INSTRUCTIONS TO FOLLOW =>
Output the whole listing exactly, except for the pictures in it.

Start of INPUT MATERIAL

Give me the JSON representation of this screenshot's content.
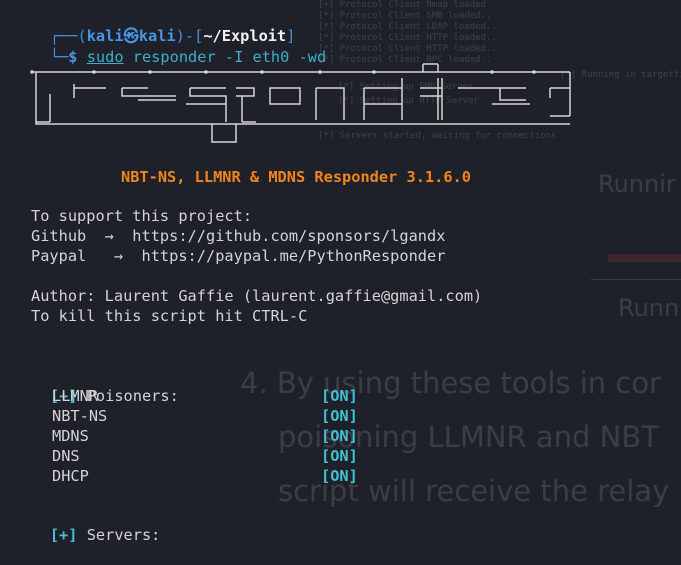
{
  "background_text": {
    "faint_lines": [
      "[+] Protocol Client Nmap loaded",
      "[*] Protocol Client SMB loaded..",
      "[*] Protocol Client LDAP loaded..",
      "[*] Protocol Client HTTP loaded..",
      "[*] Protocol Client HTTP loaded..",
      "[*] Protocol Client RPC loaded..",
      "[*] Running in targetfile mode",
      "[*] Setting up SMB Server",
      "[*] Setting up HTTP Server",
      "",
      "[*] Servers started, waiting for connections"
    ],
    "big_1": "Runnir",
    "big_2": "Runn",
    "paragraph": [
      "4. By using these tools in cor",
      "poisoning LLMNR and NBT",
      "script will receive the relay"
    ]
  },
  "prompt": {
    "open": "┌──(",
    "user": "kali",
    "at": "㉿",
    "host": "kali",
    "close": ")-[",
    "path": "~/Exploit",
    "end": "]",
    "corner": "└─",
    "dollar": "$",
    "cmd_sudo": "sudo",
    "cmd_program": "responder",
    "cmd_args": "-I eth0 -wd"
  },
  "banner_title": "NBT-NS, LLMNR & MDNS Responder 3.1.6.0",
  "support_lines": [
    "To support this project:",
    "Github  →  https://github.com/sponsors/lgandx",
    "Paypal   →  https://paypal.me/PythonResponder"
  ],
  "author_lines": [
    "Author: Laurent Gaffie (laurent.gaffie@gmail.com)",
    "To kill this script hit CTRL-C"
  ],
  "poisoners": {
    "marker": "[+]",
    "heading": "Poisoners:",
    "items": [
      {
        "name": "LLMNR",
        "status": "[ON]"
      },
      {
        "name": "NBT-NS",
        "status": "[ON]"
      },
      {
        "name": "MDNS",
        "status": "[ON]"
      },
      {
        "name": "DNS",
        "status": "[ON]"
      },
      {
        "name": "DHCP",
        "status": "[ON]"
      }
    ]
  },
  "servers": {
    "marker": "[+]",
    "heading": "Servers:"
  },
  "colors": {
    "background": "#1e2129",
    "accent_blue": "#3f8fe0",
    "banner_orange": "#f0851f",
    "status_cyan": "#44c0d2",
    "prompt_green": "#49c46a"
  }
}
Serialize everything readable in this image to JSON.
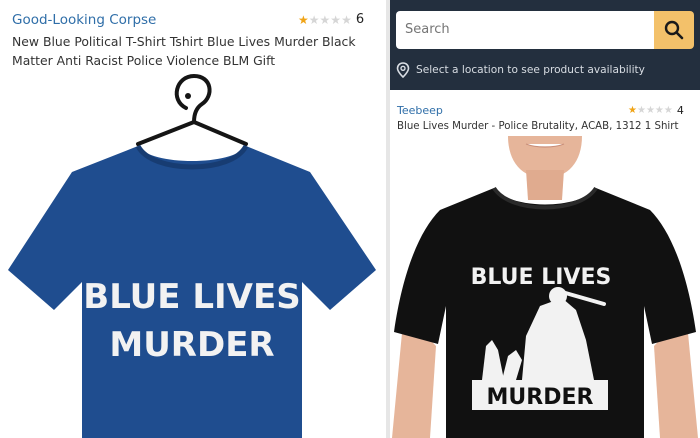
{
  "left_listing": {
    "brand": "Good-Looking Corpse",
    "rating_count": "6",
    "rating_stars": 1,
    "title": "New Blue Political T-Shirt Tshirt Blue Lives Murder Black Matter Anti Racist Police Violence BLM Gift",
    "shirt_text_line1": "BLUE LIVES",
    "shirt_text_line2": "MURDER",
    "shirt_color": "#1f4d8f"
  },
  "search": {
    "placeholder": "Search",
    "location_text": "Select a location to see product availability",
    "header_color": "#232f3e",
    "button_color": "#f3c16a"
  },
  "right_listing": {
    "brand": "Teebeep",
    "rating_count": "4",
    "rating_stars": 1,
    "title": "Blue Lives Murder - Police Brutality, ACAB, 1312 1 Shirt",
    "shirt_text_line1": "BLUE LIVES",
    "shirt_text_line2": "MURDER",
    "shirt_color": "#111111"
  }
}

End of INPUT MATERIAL

RESPONSE FOR THIS EXERCISE =>
Give me the JSON representation of this screenshot's content.
{
  "background_text": {
    "faint_lines": [
      "[+] Protocol Client Nmap loaded",
      "[*] Protocol Client SMB loaded..",
      "[*] Protocol Client LDAP loaded..",
      "[*] Protocol Client HTTP loaded..",
      "[*] Protocol Client HTTP loaded..",
      "[*] Protocol Client RPC loaded..",
      "[*] Running in targetfile mode",
      "[*] Setting up SMB Server",
      "[*] Setting up HTTP Server",
      "",
      "[*] Servers started, waiting for connections"
    ],
    "big_1": "Runnir",
    "big_2": "Runn",
    "paragraph": [
      "4. By using these tools in cor",
      "poisoning LLMNR and NBT",
      "script will receive the relay"
    ]
  },
  "prompt": {
    "open": "┌──(",
    "user": "kali",
    "at": "㉿",
    "host": "kali",
    "close": ")-[",
    "path": "~/Exploit",
    "end": "]",
    "corner": "└─",
    "dollar": "$",
    "cmd_sudo": "sudo",
    "cmd_program": "responder",
    "cmd_args": "-I eth0 -wd"
  },
  "banner_title": "NBT-NS, LLMNR & MDNS Responder 3.1.6.0",
  "support_lines": [
    "To support this project:",
    "Github  →  https://github.com/sponsors/lgandx",
    "Paypal   →  https://paypal.me/PythonResponder"
  ],
  "author_lines": [
    "Author: Laurent Gaffie (laurent.gaffie@gmail.com)",
    "To kill this script hit CTRL-C"
  ],
  "poisoners": {
    "marker": "[+]",
    "heading": "Poisoners:",
    "items": [
      {
        "name": "LLMNR",
        "status": "[ON]"
      },
      {
        "name": "NBT-NS",
        "status": "[ON]"
      },
      {
        "name": "MDNS",
        "status": "[ON]"
      },
      {
        "name": "DNS",
        "status": "[ON]"
      },
      {
        "name": "DHCP",
        "status": "[ON]"
      }
    ]
  },
  "servers": {
    "marker": "[+]",
    "heading": "Servers:"
  },
  "colors": {
    "background": "#1e2129",
    "accent_blue": "#3f8fe0",
    "banner_orange": "#f0851f",
    "status_cyan": "#44c0d2",
    "prompt_green": "#49c46a"
  }
}
Serialize everything readable in this image to JSON.
{
  "left_listing": {
    "brand": "Good-Looking Corpse",
    "rating_count": "6",
    "rating_stars": 1,
    "title": "New Blue Political T-Shirt Tshirt Blue Lives Murder Black Matter Anti Racist Police Violence BLM Gift",
    "shirt_text_line1": "BLUE LIVES",
    "shirt_text_line2": "MURDER",
    "shirt_color": "#1f4d8f"
  },
  "search": {
    "placeholder": "Search",
    "location_text": "Select a location to see product availability",
    "header_color": "#232f3e",
    "button_color": "#f3c16a"
  },
  "right_listing": {
    "brand": "Teebeep",
    "rating_count": "4",
    "rating_stars": 1,
    "title": "Blue Lives Murder - Police Brutality, ACAB, 1312 1 Shirt",
    "shirt_text_line1": "BLUE LIVES",
    "shirt_text_line2": "MURDER",
    "shirt_color": "#111111"
  }
}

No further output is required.